• _Provided records_:
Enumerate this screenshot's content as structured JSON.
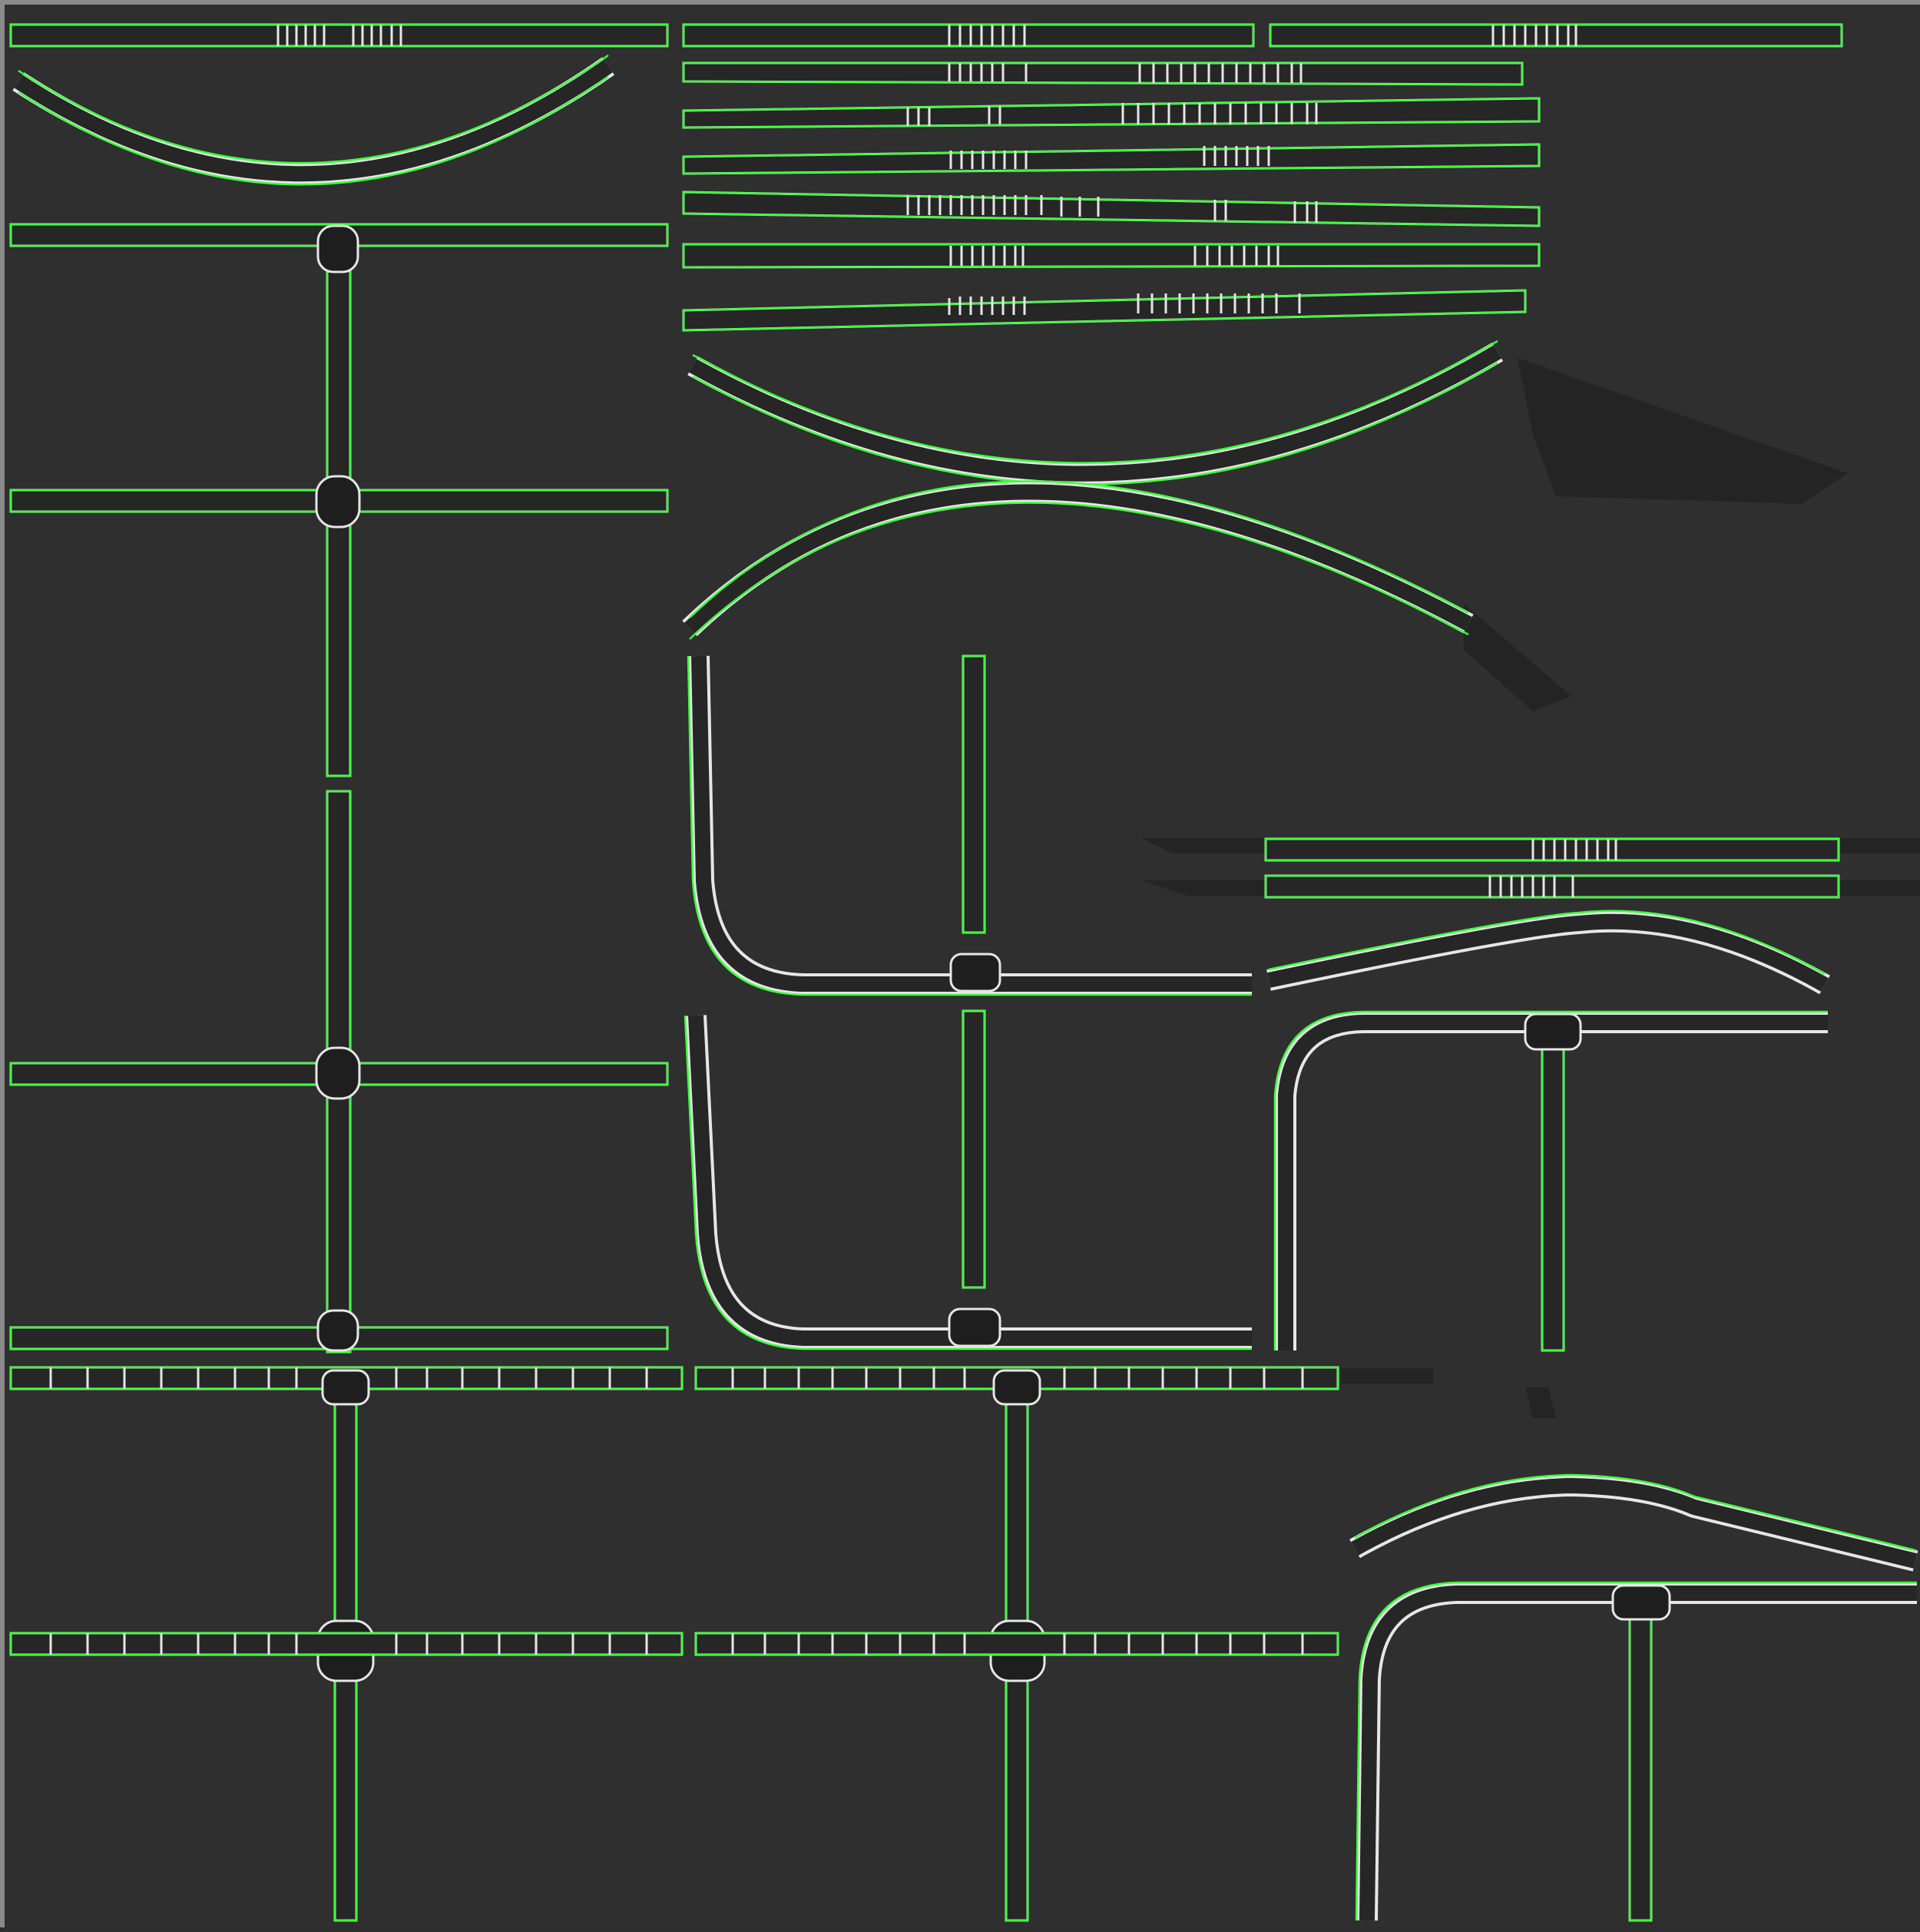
{
  "viewport": {
    "background": "#2f2f2f",
    "frame_color": "#8a8a8a",
    "shell_color": "#e6e6e6",
    "seam_color": "#3cff3c",
    "fill_color": "#262626"
  },
  "uv_islands": {
    "straight_strips": 14,
    "curved_strips": 5,
    "corner_pieces": 4,
    "t_junctions": 6,
    "cross_junctions": 5
  }
}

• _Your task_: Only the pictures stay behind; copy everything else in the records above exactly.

• _Response to the task_:
Enumerate this screenshot's content as structured JSON.
{
  "viewport": {
    "background": "#2f2f2f",
    "frame_color": "#8a8a8a",
    "shell_color": "#e6e6e6",
    "seam_color": "#3cff3c",
    "fill_color": "#262626"
  },
  "uv_islands": {
    "straight_strips": 14,
    "curved_strips": 5,
    "corner_pieces": 4,
    "t_junctions": 6,
    "cross_junctions": 5
  }
}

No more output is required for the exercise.